Paper Reviewed
Liu, Y.-W., Eagle, R.A., Aciego, S.M., Gilmore, R.E. and Ries, J.B. 2018. A coastal coccolithophore maintains pH homeostasis and switches carbon sources in response to ocean acidification. Nature Communications 9: 2857, DOI: 10.1038/s41467-018-04463-7.

Although many people believe that ocean acidification will harm or inhibit calcification of marine species, Liu et al. (2018) write that "the response of the most prolific ocean calcifiers, coccolithophores, to this perturbation remains under characterized." Therefore, hoping to provide additional insight on this important topic, this team of five scientists conducted a controlled laboratory experiment to investigate the impact of CO2-induced ocean acidification on a widely distributed coccolithophore species, Ochrosphaera neapolitana.
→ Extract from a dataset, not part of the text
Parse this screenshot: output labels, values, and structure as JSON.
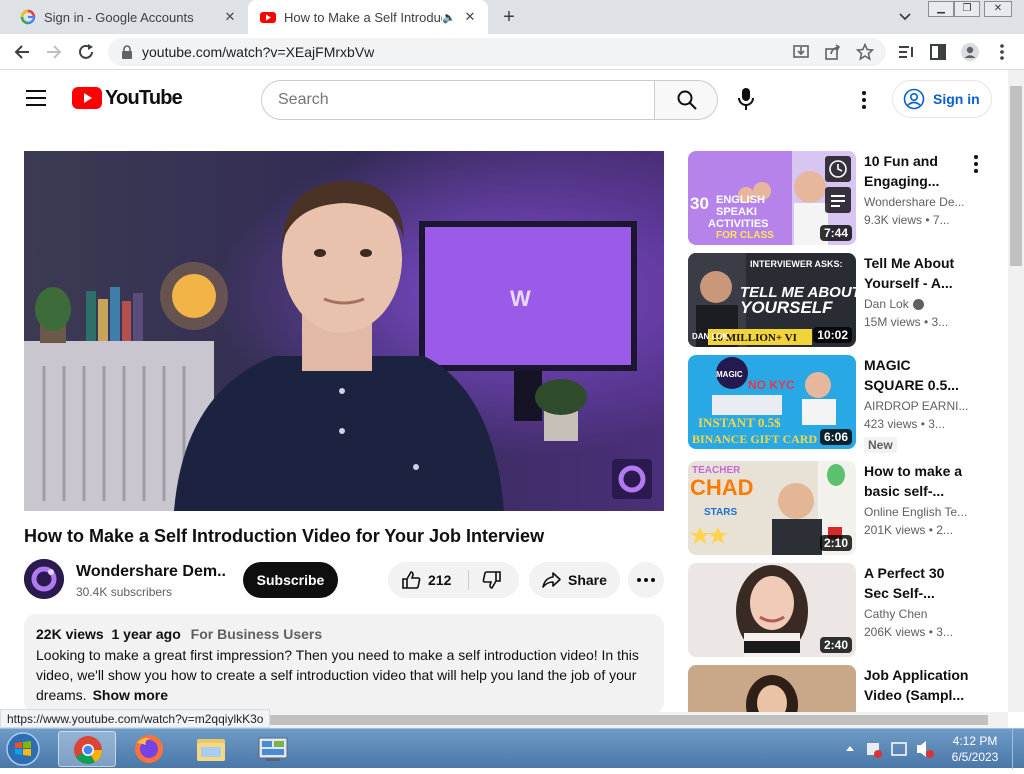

The range of seawater pCO2 examined to deduce such impacts included values pertaining to glacial (226 µatm), present day (339 µatm) and a predicted future (521 µatm) under ocean acidification. Samples of O. neapolitana were cultured under these three pCO2 conditions at the University of North Carolina, Chapel Hill, from 11 January 2012 to 30 January 2012, where the central objective of the scientists was to study this species' ability to "regulate calcifying fluid pH using boron isotopes and a proxy of calcifying fluid pH."

And what did the study reveal?

According to Liu et al., "boron isotopes within the algae's extracellular calcite plates show that this species maintains a constant pH at the calcification site, regardless of CO2-induced changes in pH of the surrounding seawater." What is more, they report that "carbon and oxygen isotopes in the algae's calcite plates and carbon isotopes in the algae's organic matter suggest that O. neapolitana utilize carbon from a single internal dissolved inorganic (DIC) pool for both calcification and photosynthesis, and that a greater proportion of dissolved CO2 relative to HCO3- enters the internal DIC pool under acidified conditions." Consequently, they conclude that "these two observations may explain how O. neapolitana continues calcifying and photosynthesizing at a constant rate under different atmospheric-pCO2 conditions."

The positive results of this study add to the many encouraging findings published by multiple other researchers on this topic (see the multiple reviews we have posted in our Subject Index under the topic of Ocean Acidification). And given these many positive and encouraging findings, it appears that the widespread negative projections of an ocean acidification-induced disaster are themselves dissolving away.

Posted 14 December 2018